How the Lottery Works and the Odds of Winning

A lottery is a game where numbers are drawn at random and the winners get large sums of money. Some people use the money to buy houses, cars or other things that will make their lives better. The lottery contributes billions of dollars to the economy each year. Some people consider it a good way to help others while others think that it is a waste of money. In this article, we’ll take a look at how the lottery works and the odds of winning.

Financial lotteries are government-sponsored games of chance that award prizes in exchange for small stakes. Participants pay a fee to purchase tickets, select groups of numbers or have machines randomly spit out numbers, and then win prizes if their number combinations match those of a drawing. In the United States, state governments run the majority of lotteries. However, a growing number of private organizations also organize lotteries.

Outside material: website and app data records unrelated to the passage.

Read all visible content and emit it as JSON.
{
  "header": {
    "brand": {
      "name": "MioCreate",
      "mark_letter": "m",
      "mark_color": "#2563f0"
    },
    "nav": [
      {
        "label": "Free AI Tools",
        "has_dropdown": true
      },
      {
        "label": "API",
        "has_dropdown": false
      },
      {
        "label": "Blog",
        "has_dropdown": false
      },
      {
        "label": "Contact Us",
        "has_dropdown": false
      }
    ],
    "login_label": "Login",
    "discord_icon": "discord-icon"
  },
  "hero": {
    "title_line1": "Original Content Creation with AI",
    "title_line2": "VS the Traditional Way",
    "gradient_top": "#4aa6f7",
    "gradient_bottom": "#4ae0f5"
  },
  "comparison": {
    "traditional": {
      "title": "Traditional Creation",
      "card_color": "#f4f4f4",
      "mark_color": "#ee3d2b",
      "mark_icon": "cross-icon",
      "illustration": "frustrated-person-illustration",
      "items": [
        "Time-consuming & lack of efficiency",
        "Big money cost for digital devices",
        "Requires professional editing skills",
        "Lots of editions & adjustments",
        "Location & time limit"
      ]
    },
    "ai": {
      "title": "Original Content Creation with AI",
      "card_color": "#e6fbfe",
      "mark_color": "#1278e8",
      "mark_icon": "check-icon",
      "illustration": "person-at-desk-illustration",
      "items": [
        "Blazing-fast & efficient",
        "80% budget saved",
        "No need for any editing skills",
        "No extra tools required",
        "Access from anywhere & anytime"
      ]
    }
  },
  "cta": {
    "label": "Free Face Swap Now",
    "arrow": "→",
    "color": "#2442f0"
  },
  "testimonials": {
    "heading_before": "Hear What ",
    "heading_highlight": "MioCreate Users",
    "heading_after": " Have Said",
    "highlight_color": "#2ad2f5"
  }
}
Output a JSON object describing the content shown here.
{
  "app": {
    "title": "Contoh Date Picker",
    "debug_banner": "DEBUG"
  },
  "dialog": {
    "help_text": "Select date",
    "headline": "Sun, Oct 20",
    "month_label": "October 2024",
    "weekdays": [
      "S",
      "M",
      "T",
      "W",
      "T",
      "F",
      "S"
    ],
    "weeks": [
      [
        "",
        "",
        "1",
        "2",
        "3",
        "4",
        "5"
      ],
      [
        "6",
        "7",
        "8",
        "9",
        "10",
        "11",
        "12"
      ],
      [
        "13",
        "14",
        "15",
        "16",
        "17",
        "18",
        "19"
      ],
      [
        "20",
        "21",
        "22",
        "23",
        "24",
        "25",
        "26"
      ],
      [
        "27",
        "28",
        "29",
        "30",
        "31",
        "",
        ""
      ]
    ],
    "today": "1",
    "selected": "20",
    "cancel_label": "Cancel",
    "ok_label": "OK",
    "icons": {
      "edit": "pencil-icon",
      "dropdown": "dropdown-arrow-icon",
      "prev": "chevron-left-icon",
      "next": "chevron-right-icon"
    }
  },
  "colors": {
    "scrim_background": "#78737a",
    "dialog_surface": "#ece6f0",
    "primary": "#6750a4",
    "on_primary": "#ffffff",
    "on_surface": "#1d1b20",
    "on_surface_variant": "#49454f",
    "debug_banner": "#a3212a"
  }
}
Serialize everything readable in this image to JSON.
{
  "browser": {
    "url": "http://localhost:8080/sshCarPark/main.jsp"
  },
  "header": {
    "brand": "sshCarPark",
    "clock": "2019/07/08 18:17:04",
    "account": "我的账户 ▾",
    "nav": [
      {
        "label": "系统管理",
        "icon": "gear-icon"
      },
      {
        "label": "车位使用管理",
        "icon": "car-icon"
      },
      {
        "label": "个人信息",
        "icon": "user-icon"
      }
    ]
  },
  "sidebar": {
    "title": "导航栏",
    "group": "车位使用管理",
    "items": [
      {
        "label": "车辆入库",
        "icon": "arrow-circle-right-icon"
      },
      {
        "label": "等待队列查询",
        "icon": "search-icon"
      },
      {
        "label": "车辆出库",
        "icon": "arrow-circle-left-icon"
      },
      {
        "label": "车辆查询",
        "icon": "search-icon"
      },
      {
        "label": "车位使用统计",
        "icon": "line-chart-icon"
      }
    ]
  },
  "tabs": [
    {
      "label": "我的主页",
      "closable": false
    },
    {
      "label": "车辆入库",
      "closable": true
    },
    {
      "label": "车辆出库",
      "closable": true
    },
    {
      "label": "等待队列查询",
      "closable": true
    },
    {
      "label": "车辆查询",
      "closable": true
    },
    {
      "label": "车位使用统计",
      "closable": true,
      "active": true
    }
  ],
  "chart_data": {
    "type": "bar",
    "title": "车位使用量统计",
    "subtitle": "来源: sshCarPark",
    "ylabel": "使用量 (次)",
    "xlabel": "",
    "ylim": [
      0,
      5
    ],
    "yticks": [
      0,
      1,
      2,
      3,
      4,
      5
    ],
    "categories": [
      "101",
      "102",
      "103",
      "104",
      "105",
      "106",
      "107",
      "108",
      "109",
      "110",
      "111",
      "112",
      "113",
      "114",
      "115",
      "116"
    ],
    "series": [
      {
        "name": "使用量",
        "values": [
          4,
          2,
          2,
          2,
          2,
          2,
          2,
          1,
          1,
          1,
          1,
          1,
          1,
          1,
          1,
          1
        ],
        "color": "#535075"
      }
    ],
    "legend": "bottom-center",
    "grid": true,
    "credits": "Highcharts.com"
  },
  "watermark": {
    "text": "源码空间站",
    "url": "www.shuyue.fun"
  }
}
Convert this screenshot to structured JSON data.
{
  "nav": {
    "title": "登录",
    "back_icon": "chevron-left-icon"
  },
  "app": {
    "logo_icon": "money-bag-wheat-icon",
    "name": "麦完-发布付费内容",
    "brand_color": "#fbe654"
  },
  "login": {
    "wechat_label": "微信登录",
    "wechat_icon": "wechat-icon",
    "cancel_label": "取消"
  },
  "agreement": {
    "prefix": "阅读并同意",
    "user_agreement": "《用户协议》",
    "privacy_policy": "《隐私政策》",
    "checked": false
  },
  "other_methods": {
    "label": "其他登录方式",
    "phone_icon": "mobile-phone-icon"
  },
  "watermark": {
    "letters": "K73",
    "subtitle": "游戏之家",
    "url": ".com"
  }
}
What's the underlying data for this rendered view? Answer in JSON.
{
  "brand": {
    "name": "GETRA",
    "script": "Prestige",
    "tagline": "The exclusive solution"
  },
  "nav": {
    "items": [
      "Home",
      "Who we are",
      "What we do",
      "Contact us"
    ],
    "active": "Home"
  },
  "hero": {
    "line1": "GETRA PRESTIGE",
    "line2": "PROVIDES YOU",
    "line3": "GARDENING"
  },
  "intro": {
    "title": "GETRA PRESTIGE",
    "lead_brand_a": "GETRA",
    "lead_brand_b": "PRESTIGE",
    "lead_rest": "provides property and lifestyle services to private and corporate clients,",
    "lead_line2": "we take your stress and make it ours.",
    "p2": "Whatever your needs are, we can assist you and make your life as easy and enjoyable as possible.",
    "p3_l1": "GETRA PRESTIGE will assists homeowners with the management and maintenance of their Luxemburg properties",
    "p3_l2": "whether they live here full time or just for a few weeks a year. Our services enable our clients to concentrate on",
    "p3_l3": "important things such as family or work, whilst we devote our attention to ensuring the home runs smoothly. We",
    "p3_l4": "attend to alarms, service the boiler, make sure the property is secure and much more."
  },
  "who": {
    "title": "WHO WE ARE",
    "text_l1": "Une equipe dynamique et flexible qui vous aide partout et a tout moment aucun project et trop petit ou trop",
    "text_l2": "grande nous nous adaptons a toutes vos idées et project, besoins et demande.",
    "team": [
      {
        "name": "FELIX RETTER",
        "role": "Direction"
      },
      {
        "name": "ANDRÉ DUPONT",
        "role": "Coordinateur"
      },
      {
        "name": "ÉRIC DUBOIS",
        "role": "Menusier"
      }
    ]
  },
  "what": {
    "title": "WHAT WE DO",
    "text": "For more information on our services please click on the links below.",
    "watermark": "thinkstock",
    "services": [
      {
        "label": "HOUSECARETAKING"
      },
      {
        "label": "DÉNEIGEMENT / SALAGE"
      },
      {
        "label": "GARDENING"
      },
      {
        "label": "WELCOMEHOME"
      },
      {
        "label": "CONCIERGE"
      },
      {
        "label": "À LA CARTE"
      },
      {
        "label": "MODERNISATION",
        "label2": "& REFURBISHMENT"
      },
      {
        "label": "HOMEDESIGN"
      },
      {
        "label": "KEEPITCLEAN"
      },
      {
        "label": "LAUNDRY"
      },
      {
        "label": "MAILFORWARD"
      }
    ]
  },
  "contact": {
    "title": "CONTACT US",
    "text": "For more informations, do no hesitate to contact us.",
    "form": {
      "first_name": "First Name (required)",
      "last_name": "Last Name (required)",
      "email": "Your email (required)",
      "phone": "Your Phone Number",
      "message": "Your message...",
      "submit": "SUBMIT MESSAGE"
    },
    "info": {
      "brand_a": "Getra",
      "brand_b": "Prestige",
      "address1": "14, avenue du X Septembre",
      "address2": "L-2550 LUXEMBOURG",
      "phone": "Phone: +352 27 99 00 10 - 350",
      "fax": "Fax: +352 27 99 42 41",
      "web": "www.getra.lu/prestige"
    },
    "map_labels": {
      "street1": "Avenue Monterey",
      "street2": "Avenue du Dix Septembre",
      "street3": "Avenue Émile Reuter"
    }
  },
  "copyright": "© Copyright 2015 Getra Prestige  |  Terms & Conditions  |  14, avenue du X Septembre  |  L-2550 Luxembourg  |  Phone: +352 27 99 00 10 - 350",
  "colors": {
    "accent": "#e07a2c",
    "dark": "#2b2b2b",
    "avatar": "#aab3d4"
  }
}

The term “lottery” is believed to originate from the Middle Dutch word lotere, which is derived from Old French loterie, or “action of drawing lots.” The early state-sponsored lotteries were organized as a means of funding public goods such as military campaigns or civic infrastructure. Many lottery critics argue that the state’s desire to increase revenues runs counter to its responsibility to protect the welfare of the community. Others allege that lotteries promote addictive gambling behavior and impose a regressive tax on low-income residents.

Lottery prizes range from small gifts to grand prizes such as homes, automobiles and sports team draft picks. A portion of the prize pool is allocated to organizing and promoting the lottery, while the remaining prize amount is available for the winner(s). In some cases, the top prize may be awarded through rollover draws. In other cases, the jackpot is split between several winners.

Prize structures differ between lotteries, but all are designed to attract the attention of potential bettors. Super-sized jackpots drive ticket sales, and they can earn the games a windfall of free publicity on news websites and on television. Some lotteries are structured to allow a percentage of the prize fund to be wagered again in the next draw, thereby increasing the chance that the top prize will rise to an apparently newsworthy level.

Most lotteries allow players to choose a single set of numbers from 1 to 31. Most choose numbers based on birthdays or other significant dates, but the most common selections tend to fall in the first half of the range. In a recent mega-lottery, a woman used family members’ birthdays as her lucky numbers and ended up sharing a $636 million prize with another winner.

The likelihood of winning the lottery is extremely low, but many people continue to play in the hope that they will be the one lucky person. The truth is that most people do not win, and the vast majority of those who do lose most or all of their prize money. It is important to weigh the risk versus the expected utility for any given lottery participation, and decide if it is a rational decision for your personal situation.